*** GIVEN DATA

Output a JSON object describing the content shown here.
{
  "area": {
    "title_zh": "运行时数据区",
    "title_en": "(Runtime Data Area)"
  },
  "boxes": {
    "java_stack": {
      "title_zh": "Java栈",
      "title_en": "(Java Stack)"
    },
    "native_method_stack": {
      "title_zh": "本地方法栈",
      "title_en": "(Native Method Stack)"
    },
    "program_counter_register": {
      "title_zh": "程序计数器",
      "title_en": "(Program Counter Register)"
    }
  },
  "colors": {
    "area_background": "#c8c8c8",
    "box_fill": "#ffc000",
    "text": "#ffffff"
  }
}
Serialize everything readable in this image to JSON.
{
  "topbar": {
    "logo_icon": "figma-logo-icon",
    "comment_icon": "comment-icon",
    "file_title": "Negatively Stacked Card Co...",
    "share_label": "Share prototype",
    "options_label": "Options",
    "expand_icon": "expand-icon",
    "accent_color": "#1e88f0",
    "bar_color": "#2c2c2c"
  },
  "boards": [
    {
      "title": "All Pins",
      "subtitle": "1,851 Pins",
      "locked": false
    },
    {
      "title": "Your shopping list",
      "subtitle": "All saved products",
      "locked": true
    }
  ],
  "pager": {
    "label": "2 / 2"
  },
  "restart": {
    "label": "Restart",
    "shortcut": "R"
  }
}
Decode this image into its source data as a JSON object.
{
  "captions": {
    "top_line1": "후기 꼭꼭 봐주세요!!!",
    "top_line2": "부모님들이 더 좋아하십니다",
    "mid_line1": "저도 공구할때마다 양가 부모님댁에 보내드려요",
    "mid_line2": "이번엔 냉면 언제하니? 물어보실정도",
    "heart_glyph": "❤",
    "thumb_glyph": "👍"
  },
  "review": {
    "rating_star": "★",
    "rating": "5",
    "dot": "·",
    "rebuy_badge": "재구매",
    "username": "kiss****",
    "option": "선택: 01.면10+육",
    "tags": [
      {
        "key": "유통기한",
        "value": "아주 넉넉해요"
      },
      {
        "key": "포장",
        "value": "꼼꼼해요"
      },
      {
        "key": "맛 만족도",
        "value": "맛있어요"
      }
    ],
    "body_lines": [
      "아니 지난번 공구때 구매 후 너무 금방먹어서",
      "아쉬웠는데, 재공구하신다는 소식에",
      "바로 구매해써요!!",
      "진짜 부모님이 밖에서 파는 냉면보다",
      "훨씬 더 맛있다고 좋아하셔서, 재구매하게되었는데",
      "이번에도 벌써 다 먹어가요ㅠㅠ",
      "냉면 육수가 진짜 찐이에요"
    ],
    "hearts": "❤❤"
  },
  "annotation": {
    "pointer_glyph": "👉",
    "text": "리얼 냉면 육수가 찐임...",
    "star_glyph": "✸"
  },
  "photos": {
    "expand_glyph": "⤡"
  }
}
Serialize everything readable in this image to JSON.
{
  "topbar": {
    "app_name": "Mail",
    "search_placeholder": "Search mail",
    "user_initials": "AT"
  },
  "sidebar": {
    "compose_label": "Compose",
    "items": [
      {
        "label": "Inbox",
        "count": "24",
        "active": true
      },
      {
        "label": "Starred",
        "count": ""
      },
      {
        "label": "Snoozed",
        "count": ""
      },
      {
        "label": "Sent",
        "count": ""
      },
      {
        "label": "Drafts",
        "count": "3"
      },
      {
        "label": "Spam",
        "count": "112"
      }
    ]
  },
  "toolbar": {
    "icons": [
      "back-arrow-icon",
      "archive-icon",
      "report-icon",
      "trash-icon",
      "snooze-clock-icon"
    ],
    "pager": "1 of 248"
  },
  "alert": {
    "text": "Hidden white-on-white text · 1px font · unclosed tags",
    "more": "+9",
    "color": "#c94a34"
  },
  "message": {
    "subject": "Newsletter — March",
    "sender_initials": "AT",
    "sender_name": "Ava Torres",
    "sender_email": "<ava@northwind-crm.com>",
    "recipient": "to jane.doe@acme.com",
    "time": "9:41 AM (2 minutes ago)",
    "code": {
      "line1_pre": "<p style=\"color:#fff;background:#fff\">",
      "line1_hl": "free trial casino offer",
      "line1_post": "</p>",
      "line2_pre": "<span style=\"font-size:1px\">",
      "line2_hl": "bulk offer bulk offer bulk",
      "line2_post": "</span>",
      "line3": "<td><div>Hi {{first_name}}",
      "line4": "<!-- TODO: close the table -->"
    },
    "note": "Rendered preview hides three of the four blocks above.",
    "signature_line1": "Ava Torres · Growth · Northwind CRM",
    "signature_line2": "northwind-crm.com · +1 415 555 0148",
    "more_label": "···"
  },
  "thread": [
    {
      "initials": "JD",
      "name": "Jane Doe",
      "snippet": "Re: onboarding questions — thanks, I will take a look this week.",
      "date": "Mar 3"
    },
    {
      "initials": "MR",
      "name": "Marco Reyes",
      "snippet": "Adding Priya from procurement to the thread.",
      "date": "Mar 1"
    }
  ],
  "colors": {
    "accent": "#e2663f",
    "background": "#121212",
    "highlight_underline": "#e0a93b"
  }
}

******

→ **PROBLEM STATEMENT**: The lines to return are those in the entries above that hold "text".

→ **SOLUTION TO THIS TASK**:
    "text": "#ffffff"
    "text": "리얼 냉면 육수가 찐임...",
    "text": "Hidden white-on-white text · 1px font · unclosed tags",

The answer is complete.